Here, Respondent has failed to provide a disclaimer to explain that no affiliation exists between Respondent’s website and Complainant. Respondent has also used the Disputed Domain Name to promote the luxury goods of Complainant’s competitors. See The Vanguard Group, Inc v. Venta, WIPO Case No. D2001-1335 (finding bad faith where <vanguardfunds.com> redirected to website offering competing financial services). In addition, the website’s underdevelopment and inactivity minimize its noncommercial aspects and undermine the website’s “fan” credentials. Indeed, the most vibrant aspect of the website was the pay-per-click advertising. Finally, Respondent’s last-minute change of heart regarding advertising is too little too late: it will not preclude a finding that Respondent has used the Disputed Domain Name in bad faith.
For all of the foregoing reasons, this Panel finds that Complainant has proven that Respondent registered and used the Disputed Domain Name in bad faith.
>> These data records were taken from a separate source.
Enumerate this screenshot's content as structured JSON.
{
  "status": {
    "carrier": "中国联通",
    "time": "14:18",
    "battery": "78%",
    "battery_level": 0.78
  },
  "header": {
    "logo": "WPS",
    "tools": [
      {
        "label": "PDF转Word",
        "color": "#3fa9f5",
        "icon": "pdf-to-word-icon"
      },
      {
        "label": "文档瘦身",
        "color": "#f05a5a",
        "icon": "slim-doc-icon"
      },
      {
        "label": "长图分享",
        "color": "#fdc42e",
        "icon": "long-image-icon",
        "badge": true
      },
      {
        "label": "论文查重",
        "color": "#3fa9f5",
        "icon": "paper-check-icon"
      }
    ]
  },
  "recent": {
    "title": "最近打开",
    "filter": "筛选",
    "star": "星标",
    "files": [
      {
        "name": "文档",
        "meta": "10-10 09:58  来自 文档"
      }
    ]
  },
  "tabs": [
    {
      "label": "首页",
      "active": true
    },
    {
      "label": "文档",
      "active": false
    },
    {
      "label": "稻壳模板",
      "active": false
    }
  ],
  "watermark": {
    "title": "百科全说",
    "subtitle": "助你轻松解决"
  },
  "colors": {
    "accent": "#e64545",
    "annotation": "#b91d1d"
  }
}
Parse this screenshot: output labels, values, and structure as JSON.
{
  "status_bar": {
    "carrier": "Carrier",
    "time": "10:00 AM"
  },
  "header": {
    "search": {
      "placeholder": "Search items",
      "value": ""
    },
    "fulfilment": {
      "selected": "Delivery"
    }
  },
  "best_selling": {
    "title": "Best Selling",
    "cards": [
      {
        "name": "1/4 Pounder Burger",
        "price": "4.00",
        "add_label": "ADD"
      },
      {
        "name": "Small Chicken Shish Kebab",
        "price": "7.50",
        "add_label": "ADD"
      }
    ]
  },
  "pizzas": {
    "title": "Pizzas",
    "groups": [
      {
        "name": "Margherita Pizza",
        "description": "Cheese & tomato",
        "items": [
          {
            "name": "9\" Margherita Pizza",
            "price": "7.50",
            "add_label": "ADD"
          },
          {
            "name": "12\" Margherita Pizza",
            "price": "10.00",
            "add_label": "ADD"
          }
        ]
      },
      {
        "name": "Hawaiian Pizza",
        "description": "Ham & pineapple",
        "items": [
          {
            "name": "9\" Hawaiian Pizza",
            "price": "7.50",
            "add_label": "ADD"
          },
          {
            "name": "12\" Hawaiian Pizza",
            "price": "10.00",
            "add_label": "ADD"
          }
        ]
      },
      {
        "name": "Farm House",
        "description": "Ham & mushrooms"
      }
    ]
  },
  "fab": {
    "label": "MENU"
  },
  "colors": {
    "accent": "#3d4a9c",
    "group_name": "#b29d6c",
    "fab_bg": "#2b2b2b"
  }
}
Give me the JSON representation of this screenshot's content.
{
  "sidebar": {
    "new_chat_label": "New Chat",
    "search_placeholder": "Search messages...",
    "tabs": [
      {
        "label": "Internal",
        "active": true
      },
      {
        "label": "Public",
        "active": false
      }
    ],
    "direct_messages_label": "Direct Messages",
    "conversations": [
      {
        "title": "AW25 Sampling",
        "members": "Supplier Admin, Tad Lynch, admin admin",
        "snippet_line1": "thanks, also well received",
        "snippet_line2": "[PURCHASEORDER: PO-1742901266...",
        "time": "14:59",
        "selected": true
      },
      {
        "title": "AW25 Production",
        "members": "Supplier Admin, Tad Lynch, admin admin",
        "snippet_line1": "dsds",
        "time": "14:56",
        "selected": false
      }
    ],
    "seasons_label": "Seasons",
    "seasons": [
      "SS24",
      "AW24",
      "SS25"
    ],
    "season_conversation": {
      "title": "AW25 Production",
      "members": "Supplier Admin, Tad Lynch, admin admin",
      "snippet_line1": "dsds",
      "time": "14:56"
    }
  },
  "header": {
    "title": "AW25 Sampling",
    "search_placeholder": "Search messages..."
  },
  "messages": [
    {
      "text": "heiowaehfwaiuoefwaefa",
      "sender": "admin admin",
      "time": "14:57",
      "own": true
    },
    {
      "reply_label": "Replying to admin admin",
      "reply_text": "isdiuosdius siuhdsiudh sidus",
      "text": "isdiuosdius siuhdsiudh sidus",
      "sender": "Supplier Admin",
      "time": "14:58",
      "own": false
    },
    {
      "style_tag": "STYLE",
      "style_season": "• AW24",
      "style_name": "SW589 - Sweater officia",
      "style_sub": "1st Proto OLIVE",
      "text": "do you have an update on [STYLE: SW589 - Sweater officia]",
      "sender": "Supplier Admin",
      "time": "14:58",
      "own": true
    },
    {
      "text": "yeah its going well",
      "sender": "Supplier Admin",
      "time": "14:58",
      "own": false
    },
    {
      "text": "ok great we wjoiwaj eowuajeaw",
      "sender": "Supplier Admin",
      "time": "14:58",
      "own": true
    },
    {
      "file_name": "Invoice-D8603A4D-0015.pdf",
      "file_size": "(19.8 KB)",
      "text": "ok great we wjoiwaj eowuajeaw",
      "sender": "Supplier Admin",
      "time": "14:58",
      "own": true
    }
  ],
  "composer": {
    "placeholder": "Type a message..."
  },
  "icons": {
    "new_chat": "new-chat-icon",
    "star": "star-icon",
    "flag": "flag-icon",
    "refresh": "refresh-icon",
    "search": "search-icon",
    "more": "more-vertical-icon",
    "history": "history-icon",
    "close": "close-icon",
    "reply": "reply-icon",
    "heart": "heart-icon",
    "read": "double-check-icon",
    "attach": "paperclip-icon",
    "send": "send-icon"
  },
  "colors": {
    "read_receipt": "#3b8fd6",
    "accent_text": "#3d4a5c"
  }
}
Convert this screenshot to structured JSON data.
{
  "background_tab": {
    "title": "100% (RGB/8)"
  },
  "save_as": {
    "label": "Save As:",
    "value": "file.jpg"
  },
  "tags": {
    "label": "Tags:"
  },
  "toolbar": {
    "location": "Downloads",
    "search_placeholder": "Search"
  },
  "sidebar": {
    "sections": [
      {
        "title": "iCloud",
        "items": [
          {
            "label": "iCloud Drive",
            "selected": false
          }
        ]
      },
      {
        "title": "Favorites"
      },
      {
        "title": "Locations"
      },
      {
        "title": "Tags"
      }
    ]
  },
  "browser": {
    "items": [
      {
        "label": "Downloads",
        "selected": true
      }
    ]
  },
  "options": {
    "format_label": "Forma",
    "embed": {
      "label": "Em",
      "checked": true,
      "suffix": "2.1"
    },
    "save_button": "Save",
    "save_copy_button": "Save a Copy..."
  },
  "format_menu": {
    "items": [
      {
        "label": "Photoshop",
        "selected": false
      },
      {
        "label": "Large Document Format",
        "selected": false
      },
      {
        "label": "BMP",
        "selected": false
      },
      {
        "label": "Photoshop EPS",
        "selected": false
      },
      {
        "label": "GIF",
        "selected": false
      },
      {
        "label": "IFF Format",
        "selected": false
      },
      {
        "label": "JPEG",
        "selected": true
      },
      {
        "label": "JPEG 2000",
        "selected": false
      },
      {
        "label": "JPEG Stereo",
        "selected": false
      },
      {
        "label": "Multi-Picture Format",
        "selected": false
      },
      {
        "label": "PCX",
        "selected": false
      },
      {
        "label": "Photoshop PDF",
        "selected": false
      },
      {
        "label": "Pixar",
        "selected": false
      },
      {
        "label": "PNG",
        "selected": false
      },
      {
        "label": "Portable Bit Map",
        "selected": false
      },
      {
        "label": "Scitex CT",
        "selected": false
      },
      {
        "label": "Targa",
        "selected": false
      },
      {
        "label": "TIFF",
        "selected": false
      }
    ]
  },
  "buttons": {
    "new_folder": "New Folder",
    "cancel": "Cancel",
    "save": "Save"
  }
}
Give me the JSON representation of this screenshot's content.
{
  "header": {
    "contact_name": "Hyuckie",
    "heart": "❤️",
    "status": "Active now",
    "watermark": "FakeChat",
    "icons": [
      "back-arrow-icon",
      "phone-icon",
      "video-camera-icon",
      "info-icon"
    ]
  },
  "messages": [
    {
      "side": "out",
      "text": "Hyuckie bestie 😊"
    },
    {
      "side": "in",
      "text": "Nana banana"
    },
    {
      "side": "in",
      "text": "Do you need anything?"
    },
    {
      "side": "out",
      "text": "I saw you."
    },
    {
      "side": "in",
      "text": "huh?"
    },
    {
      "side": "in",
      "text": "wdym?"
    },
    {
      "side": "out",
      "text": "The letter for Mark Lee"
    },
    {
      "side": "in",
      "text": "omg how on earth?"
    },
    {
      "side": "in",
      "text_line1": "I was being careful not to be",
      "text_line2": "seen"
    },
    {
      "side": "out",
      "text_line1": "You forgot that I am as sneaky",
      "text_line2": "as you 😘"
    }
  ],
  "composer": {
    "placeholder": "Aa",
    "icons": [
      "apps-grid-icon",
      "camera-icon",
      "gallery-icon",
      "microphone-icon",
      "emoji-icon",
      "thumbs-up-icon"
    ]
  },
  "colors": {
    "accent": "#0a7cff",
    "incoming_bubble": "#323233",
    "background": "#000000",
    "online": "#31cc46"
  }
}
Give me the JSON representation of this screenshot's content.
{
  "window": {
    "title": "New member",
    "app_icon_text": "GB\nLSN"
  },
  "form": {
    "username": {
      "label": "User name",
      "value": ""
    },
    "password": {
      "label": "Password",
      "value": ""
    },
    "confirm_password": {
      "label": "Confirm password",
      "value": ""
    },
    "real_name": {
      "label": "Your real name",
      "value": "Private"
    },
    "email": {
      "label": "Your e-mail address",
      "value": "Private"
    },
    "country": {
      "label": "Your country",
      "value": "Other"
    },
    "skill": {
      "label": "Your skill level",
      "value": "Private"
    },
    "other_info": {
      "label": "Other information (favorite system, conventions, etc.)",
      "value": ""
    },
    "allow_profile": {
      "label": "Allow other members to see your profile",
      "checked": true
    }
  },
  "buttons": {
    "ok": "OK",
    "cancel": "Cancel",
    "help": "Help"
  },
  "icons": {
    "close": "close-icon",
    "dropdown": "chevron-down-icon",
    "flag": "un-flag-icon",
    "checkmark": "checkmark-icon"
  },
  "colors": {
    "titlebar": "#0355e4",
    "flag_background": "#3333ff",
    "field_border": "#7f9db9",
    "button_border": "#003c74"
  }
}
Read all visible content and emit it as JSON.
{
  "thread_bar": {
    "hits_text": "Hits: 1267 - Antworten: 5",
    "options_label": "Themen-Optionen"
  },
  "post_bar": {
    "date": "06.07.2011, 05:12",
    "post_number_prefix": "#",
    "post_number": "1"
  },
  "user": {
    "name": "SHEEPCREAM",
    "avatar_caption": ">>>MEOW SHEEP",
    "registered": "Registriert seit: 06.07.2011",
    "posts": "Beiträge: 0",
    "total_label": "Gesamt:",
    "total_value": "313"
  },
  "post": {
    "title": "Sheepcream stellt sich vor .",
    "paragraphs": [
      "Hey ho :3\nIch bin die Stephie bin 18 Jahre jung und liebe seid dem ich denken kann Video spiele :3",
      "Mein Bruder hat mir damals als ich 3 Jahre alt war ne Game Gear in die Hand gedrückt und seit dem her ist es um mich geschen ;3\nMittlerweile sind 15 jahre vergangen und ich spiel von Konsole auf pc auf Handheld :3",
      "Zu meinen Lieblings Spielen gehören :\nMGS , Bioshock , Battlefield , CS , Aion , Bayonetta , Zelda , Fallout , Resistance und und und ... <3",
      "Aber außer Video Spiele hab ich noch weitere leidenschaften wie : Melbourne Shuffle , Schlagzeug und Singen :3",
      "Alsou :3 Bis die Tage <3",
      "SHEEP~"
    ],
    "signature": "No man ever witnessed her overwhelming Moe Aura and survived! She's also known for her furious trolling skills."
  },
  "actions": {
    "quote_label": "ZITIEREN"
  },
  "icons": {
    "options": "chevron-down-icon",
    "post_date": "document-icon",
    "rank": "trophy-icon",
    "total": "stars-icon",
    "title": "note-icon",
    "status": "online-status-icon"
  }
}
Therefore, the Panel finds that Complainant has proven the third and final element of the Policy.
For all the foregoing reasons, in accordance with paragraphs 4(i) of the Policy and 15 of the Rules, the Panel orders that the Disputed Domain Name <burberryworld.com> be transferred to Complainant.
Michael A. Albert
Dated: April 22, 2011